When the problem is simply more credit card and unsecured debt than can be repaid under the current budget, a Chapter 7 may be the right option. A Chapter 7 is officially called a Liquidation. It is designed to “discharge” ( best thought of as a forgiveness) debt while allowing a debtor to keep the house and car. Debt such as
the house and car must be current. Neither the Court nor the creditors can take these exempt assets as long as
payments to the lienholders are paid. It is important to properly prepare a budget and review issues of transfers
and fraud prior to filing a Chapter 7. If filed incorrectly, a case might be dismissed, have the discharge blocked,
or in some cases criminal charges investigated.
In other cases, a reorganization is in order. A bankruptcy reorganization is used to pay debts that cannot be
discharged in a chapter 7, such as many IRS taxes. Also, it is used to give debtors time and ability to catch up

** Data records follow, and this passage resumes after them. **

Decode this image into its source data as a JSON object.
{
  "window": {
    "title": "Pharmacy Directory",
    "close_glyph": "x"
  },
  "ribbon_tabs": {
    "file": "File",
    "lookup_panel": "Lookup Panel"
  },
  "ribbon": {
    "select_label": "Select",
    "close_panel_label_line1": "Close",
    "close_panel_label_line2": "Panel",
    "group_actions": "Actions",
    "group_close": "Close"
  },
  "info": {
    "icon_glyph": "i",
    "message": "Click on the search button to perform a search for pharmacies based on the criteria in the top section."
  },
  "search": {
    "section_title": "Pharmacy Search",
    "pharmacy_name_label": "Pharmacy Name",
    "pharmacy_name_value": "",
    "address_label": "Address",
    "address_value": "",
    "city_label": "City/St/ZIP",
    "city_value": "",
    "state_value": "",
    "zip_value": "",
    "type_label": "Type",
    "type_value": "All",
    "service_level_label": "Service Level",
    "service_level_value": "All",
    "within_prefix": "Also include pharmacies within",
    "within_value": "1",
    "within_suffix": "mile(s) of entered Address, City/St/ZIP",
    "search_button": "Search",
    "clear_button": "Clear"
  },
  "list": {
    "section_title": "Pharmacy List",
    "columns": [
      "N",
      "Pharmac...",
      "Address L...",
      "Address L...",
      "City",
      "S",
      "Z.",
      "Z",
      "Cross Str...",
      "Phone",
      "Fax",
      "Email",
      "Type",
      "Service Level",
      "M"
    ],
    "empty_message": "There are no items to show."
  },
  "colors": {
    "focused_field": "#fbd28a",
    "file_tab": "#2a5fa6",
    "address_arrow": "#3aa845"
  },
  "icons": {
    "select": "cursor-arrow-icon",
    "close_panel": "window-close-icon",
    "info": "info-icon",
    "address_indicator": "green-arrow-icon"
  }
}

arrears on secured debts such as cars and homes. This bankruptcy calls for monthly payments to a court-
appointed Trustee which are then distributed to creditors. The Plan of repayment can extend payouts, lower interest rates, and even lower the total amount to be paid. A Chapter 13 Plan may last from 36 to 60 months.
Unsecured debt may be paid as little as 1% or as much as 100%.
Many small businesses need help with bank loans, equipment loans, taxes, and vendor. Oftentime, a Chapter
13 reorganization can give the business enough breathing room to survive. Business Chapter 13 cases can be
complicated. They need the attention of an experienced attorney.
Family Farmers and Family Fishermen (which encompasses shrimp fishing) may file for reorganization under Chapter 12. Mr. Smith has filed more Chapter 12 cases than any other attorney in the Southern District of
This is a Reorganization for both individuals and businesses that cannot fit into the limits or requirements
of Chapter 12 and 13. Chapter 11 is designed for larger cases and can be more time-consuming and expensive
than the other reorganizations.